[Data records for software interfaces]
== Segment start ==

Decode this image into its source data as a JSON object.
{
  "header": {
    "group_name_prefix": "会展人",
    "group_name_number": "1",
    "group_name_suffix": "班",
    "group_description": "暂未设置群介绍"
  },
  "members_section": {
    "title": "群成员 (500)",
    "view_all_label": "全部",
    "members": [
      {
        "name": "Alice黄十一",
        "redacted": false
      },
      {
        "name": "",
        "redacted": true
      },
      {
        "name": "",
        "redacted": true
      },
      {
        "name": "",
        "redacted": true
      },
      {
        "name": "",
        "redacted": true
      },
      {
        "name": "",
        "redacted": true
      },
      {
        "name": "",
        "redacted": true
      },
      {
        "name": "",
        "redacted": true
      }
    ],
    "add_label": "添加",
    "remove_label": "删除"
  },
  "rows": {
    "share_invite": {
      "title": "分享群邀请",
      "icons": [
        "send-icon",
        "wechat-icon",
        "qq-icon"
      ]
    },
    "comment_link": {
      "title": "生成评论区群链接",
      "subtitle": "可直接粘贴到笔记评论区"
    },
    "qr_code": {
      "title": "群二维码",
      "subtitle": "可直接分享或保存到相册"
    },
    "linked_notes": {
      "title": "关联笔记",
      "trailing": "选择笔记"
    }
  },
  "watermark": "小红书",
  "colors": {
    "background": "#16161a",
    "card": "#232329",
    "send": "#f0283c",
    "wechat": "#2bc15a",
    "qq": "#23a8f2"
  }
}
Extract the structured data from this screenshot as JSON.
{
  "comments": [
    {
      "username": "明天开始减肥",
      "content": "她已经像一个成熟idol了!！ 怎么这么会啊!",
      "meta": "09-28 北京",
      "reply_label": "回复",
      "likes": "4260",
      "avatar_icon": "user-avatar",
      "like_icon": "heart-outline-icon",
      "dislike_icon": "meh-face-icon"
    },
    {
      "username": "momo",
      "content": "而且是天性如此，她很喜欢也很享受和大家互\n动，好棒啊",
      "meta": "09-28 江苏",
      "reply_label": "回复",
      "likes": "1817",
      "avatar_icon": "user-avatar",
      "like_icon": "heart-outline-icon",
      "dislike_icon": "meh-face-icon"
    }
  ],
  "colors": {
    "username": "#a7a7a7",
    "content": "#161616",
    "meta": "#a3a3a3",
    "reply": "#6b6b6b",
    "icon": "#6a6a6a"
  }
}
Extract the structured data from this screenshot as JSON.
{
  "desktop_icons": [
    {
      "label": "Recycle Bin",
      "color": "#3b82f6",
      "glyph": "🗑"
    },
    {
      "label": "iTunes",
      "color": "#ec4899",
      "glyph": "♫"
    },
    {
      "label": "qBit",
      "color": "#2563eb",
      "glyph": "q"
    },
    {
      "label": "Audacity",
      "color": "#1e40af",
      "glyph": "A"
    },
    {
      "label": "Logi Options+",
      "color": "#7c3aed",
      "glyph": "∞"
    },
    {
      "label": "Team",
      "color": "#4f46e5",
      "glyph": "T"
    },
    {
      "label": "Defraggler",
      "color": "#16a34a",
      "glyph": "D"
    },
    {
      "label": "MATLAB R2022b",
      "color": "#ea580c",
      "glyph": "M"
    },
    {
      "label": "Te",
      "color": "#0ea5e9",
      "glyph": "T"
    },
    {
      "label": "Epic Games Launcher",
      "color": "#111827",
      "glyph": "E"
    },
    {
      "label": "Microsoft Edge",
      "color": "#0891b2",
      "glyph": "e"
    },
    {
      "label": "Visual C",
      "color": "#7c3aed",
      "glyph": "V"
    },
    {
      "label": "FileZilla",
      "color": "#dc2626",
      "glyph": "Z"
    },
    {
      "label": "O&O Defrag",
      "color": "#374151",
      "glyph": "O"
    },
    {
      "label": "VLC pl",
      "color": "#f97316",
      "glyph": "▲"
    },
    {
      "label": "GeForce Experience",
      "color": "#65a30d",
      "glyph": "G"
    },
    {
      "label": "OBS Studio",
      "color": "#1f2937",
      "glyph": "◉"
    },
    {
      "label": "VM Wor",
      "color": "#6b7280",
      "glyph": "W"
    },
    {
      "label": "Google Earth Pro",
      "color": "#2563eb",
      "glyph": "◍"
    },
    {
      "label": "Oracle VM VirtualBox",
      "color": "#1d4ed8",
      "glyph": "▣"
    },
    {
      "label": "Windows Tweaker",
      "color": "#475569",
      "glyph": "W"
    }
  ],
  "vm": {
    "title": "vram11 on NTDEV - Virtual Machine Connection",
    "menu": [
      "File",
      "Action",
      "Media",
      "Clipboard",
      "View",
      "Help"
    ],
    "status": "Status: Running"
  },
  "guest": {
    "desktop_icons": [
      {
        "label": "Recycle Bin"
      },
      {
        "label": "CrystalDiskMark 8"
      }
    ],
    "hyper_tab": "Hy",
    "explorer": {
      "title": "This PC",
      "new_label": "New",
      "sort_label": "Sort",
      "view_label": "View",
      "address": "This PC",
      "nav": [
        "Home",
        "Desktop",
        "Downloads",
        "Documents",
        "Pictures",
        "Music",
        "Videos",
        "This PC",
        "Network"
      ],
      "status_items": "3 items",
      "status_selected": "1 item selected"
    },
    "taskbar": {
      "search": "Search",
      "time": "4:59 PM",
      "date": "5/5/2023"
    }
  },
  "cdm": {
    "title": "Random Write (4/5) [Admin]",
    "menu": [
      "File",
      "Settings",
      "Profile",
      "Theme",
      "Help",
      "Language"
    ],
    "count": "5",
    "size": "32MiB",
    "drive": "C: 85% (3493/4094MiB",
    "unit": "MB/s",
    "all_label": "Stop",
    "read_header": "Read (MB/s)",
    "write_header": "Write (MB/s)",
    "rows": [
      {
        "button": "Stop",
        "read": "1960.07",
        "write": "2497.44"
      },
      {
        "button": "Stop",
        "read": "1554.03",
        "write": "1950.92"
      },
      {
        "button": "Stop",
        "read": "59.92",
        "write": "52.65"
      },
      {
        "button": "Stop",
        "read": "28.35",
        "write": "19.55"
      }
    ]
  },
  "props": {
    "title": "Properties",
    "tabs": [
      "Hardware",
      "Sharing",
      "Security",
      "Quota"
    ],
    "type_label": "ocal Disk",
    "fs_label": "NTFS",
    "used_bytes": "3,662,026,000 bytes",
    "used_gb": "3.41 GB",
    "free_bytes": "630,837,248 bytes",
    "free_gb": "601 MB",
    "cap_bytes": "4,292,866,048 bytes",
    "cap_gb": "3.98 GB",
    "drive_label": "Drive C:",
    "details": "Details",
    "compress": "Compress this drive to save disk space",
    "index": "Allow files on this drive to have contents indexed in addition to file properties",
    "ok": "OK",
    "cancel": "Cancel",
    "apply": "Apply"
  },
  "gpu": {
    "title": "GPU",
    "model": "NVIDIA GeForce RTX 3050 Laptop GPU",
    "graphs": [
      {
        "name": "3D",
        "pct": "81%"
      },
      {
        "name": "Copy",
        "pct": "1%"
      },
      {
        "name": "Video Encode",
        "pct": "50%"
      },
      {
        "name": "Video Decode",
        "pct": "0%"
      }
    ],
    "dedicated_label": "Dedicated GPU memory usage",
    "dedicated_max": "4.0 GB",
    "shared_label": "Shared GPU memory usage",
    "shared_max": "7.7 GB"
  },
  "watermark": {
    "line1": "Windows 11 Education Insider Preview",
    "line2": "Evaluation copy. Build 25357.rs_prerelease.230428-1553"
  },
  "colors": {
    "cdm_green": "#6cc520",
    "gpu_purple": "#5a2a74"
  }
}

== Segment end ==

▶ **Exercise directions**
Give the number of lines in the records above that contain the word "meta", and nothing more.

▶ **Answer to this task**
3